> [THE DATA]
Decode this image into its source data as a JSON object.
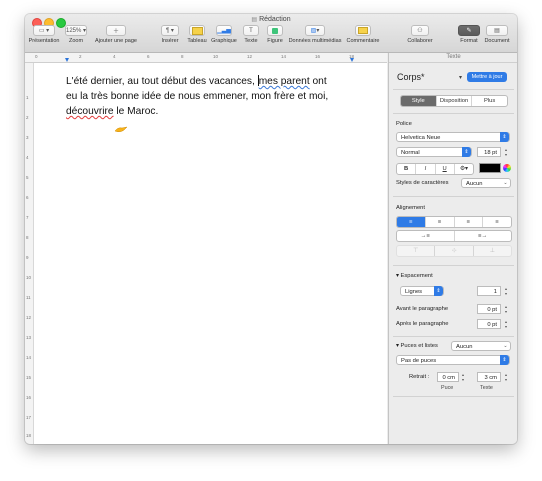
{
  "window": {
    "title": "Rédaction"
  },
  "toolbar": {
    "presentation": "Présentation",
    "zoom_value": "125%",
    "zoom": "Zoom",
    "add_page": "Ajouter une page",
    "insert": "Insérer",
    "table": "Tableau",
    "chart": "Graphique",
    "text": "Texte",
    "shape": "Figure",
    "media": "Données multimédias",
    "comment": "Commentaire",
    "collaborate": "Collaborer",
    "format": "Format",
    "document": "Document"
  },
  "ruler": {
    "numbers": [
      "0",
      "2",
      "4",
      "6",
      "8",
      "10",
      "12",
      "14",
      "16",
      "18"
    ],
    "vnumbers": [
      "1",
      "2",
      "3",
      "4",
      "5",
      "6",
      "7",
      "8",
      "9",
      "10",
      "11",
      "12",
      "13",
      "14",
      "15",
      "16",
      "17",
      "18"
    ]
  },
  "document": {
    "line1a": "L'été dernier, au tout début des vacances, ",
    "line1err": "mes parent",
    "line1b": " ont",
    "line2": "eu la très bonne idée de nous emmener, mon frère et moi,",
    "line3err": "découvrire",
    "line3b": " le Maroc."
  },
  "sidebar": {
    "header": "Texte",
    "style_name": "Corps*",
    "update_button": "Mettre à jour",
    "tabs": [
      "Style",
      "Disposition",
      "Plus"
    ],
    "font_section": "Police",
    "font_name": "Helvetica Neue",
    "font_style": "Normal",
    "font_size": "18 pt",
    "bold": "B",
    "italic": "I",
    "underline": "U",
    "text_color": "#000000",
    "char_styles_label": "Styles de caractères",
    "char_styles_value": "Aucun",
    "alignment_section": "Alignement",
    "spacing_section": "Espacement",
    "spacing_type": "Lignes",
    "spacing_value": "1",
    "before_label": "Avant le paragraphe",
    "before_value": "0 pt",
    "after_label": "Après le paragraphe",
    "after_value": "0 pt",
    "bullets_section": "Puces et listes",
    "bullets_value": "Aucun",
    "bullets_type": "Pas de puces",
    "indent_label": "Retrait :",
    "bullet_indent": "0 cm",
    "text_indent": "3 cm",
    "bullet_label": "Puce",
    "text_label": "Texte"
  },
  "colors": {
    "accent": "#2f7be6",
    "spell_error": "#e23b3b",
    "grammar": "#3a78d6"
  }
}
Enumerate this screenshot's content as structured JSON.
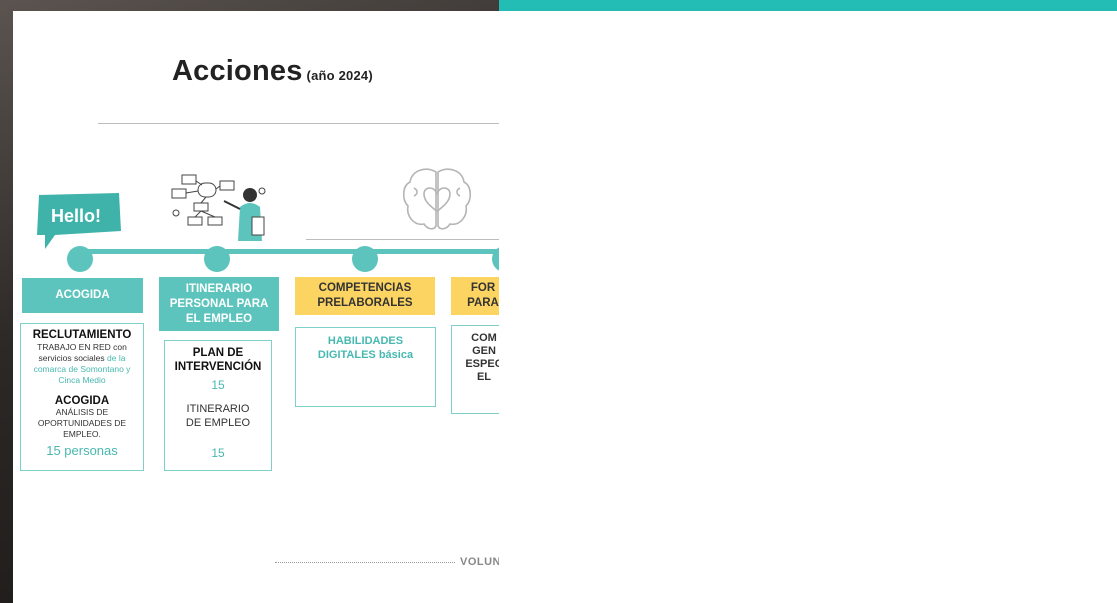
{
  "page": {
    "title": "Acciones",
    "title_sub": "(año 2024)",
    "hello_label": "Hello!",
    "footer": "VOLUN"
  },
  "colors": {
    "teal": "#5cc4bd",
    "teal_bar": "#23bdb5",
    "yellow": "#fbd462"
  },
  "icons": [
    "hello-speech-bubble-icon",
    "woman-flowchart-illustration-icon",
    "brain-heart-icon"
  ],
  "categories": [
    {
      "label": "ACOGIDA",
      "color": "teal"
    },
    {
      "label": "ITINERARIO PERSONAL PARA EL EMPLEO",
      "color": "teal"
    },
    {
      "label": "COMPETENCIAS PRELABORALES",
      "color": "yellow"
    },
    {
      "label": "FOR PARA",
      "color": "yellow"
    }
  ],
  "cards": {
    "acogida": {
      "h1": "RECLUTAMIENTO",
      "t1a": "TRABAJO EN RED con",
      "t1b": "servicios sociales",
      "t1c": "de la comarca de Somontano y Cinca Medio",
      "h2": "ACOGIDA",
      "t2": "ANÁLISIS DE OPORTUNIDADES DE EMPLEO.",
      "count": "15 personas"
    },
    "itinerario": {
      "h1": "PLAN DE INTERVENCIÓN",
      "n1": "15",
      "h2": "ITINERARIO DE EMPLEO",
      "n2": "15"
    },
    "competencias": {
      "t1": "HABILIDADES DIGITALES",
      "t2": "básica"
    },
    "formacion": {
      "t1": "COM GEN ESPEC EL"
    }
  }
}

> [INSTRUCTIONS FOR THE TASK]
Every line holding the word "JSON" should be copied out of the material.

> [RESULT FOR THIS EXERCISE]
Decode this image into its source data as a JSON object.
Enumerate this screenshot's content as structured JSON.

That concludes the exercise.